Posted in: Mobile & Wireless at 21/05/2019 20:07
The restrictions being placed on Huawei's access to the Android operating system will cast a long shadow over Tuesday's launch of the Chinese company's latest handsets.
The firm has invited press from across the globe to London to witness the unveiling of its Honor 20 Series smartphones.
The BBC understands the devices will still offer the full Android experience - including use of Google's own app store.
But unless a clash with the US government is resolved, future launches are set to deliver a much more limited experience - assuming Huawei decides to run them off Android at all.
U.S. Tech Suppliers, Including Google, Restrict Dealings With Huawei After Trump Order
The Chinese technology giant Huawei on Monday began to feel the painful ripple effects of a Trump administration order that effectively bars American firms from selling components and software to the company, ramping up a cold war between the two countries over technology and trade.
The fallout began when Google cut off support to Huawei in recent days for many Android hardware and software services, according to the companies. The move, a response to the Trump administration’s order last week, could hamstring Huawei by restricting its access to future versions of the Android operating system. Google will also limit access to popular applications like Maps, Gmail and the Google Play store in new handsets made by Huawei, the world’s second-largest smartphone maker, behind Samsung.

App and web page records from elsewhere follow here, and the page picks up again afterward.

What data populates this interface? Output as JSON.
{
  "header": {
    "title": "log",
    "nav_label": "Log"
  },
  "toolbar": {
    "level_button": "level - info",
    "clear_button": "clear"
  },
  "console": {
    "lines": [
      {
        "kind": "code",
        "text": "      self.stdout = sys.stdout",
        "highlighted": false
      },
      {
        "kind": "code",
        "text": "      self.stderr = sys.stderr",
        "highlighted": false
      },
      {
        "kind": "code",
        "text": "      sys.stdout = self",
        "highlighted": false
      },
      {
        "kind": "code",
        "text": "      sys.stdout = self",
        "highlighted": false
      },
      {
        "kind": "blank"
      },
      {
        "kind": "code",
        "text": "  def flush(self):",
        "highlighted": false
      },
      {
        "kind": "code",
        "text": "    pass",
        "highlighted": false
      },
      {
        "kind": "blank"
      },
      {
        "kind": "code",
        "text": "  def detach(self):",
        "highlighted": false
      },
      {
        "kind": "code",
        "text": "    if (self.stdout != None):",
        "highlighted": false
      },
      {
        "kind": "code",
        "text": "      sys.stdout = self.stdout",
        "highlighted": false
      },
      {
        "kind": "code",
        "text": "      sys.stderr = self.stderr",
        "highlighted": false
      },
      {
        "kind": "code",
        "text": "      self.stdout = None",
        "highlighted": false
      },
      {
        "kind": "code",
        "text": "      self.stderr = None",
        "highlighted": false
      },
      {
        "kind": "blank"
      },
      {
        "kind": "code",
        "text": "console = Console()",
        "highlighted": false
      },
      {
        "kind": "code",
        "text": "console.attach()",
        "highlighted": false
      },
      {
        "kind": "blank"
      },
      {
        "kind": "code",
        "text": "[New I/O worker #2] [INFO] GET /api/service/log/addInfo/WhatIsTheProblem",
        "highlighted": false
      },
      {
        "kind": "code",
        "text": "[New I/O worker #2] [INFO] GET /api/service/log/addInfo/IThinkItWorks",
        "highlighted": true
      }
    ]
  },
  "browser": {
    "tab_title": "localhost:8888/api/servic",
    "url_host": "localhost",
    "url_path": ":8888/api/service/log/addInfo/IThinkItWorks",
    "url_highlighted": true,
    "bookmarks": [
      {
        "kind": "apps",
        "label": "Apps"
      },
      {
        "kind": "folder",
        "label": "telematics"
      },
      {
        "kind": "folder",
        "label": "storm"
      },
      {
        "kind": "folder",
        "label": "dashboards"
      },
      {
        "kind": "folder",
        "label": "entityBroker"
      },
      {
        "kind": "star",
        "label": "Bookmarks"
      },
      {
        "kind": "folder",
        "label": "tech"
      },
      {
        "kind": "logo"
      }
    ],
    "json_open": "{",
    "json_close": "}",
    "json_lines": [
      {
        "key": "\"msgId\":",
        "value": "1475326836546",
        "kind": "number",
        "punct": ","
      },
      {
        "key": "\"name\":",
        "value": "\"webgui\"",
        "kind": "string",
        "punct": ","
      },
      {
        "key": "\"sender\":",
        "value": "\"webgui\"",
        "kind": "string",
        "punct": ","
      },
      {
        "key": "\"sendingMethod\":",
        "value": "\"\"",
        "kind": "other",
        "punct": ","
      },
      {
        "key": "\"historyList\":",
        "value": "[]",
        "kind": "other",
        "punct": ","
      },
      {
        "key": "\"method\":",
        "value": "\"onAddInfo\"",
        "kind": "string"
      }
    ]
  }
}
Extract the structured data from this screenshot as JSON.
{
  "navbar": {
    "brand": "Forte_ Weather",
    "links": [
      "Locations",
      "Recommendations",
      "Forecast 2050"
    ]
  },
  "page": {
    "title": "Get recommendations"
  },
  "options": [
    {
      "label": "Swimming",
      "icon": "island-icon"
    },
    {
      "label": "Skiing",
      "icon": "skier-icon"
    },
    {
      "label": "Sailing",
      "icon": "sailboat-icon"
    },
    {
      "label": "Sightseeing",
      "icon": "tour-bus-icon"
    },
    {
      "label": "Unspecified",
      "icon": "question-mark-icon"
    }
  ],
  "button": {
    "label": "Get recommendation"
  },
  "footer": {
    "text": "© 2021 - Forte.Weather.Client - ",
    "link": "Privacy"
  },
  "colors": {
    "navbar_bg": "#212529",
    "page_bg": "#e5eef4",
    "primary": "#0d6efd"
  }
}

The Guardian view on Google versus Huawei: no winners: Editorial
Trade wars, like real ones, are very much easier to start than to stop. The decision by Google to withhold its software from future Huawei smartphones, even if it will continue to support those presently on the market, comes after considerable pressure from the US government. Even so, it is a move that all parties will regret.
The pain for Huawei is obvious. Although it has been stockpiling chips and, presumably, preparing other defences, there is nothing it can sell to consumers outside China that does not depend on American software, and little that does not depend on American chips. As much as half of its global market could disappear, and that is without counting the 5G networking equipment which was the proximate cause of this quarrel. The ultimate cause, of course, is the American fear of losing its position of global pre-eminence, and the Chinese determination to realise that fear.
As Huawei Loses Google, the U.S.-China Tech Cold War Gets Its Iron Curtain
The White House’s hard-line approach threatens to speed up the development of two technology worlds, further isolating one-fifth of internet users.
China has spent nearly two decades building a digital wall between itself and the rest of the world, a one-way barrier designed to keep out foreign companies like Facebook and Google while allowing Chinese rivals to leave home and expand across the world.
Now President Trump is sealing up that wall from the other side.
Google said on Monday that it would limit the software services it provides to Huawei, the telecommunications giant, after a White House order last week restricted the Chinese company’s access to American technology. Google’s software powers Huawei’s smartphones, and its apps come preloaded on the devices Huawei sells around the world. Depending on how the White House’s order is carried out, that could come to a stop.